**Information provided:**
┏━━

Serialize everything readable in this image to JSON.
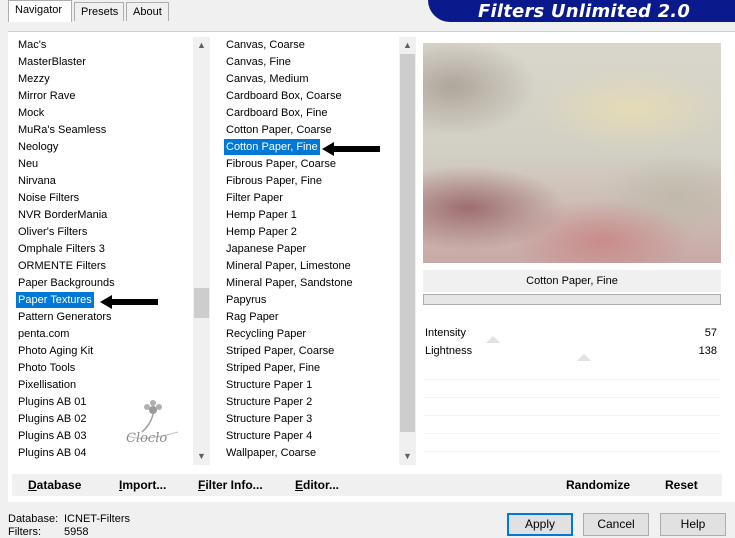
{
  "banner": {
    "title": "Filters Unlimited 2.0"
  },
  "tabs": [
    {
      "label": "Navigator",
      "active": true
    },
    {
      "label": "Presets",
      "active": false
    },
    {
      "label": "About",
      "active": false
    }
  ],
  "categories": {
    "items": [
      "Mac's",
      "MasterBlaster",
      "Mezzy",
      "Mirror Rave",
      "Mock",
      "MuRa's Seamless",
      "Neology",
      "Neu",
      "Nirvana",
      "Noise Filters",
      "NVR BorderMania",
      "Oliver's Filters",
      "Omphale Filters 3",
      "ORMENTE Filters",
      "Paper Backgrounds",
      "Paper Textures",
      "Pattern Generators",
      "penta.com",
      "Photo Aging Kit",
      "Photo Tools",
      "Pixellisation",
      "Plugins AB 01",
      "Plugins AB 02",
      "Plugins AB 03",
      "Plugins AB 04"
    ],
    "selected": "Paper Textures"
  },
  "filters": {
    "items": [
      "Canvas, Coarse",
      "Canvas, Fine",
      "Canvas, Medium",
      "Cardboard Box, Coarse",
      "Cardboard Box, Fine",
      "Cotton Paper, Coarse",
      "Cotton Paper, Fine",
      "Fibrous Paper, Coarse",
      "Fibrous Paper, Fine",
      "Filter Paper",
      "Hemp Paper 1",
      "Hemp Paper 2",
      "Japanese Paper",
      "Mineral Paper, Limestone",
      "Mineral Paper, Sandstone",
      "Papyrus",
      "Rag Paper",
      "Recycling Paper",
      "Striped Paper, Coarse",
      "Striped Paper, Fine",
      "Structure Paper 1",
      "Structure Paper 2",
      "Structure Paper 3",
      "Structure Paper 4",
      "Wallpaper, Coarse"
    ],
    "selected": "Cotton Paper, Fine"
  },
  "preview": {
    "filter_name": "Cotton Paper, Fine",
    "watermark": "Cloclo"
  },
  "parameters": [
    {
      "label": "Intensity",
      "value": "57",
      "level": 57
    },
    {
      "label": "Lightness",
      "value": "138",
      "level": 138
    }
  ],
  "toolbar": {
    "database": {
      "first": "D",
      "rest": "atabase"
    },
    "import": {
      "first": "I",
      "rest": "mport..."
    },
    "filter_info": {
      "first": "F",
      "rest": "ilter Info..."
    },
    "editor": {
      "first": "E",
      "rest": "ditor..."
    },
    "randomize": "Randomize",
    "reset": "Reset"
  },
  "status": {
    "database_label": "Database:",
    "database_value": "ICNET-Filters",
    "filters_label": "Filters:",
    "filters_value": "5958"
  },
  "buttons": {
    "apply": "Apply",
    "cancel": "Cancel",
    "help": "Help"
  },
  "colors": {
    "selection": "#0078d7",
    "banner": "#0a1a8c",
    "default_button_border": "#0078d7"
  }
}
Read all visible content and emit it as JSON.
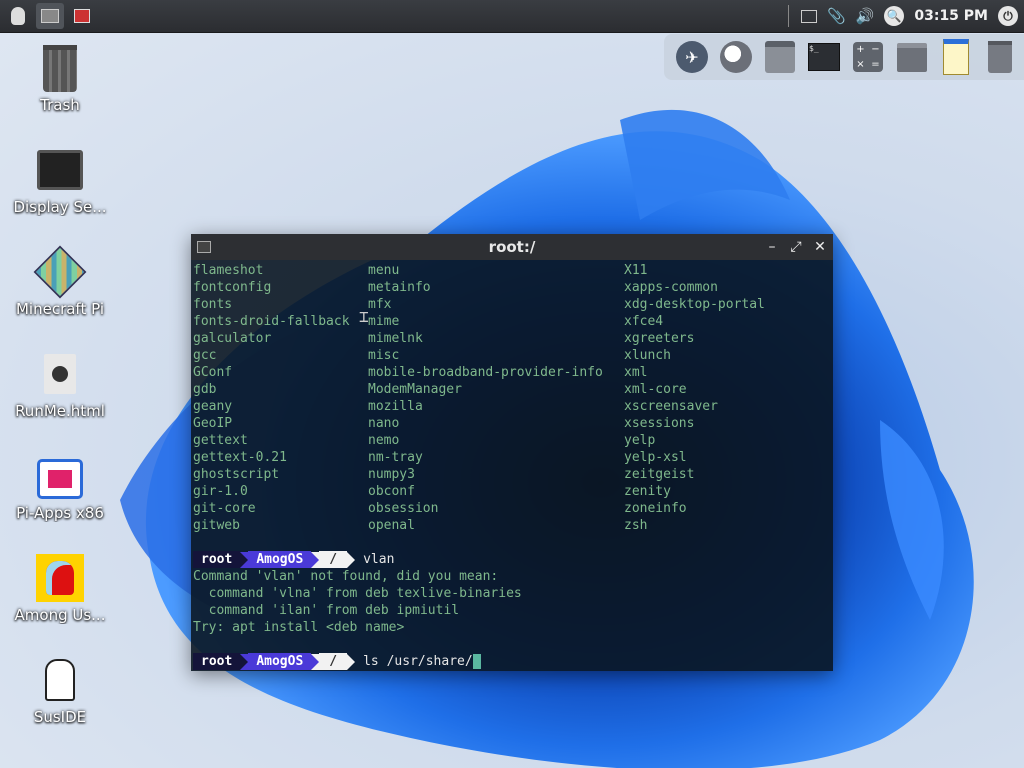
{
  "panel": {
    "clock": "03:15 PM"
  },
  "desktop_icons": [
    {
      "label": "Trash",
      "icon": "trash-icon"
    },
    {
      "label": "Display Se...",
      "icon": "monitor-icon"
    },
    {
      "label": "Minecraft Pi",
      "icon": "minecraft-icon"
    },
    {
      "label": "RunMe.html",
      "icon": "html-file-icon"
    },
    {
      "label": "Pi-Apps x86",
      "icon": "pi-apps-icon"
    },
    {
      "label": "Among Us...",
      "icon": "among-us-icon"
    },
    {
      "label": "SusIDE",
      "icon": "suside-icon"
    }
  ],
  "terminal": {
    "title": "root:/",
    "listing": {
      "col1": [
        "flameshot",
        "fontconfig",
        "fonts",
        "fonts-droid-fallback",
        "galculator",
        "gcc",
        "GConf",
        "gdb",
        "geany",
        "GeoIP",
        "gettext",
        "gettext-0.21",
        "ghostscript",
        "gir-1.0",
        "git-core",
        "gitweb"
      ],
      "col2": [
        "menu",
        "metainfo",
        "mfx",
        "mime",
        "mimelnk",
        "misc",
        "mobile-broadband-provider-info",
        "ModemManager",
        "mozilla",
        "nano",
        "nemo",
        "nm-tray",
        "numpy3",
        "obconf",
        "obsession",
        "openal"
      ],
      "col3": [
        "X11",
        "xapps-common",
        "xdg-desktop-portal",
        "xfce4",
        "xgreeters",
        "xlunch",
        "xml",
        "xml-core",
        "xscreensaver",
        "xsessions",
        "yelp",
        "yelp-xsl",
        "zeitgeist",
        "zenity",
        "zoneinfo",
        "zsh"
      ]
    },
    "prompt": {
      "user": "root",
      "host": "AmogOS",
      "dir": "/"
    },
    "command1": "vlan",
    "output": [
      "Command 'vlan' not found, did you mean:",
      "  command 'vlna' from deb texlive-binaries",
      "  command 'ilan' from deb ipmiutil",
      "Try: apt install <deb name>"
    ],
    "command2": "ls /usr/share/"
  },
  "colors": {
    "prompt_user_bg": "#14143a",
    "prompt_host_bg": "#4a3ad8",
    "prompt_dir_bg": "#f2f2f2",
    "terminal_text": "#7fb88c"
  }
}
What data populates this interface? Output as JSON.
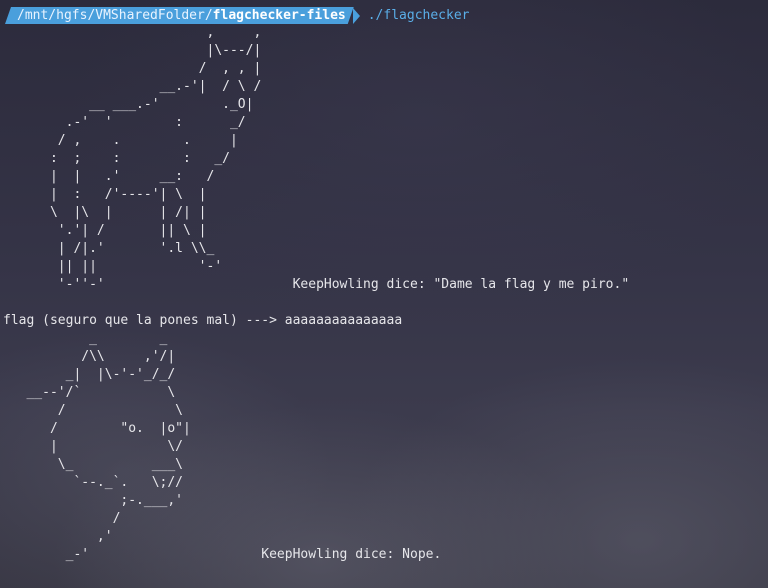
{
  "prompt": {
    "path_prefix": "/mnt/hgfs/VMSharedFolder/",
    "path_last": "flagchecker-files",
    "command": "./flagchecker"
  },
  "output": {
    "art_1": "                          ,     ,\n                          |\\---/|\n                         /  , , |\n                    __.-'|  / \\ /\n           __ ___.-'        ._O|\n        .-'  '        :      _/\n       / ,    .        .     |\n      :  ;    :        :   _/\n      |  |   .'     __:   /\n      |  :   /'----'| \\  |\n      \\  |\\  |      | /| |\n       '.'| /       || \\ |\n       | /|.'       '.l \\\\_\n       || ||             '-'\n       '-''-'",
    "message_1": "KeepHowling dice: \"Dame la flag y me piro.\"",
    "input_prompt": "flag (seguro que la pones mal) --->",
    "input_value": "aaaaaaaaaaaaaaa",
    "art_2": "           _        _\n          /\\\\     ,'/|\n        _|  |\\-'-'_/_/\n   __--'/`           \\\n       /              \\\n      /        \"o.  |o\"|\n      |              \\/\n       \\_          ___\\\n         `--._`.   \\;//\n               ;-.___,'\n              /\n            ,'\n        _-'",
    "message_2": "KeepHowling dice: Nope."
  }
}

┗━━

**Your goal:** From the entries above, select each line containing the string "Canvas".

**Answer to the problem:**
      "Canvas, Coarse",
      "Canvas, Fine",
      "Canvas, Medium",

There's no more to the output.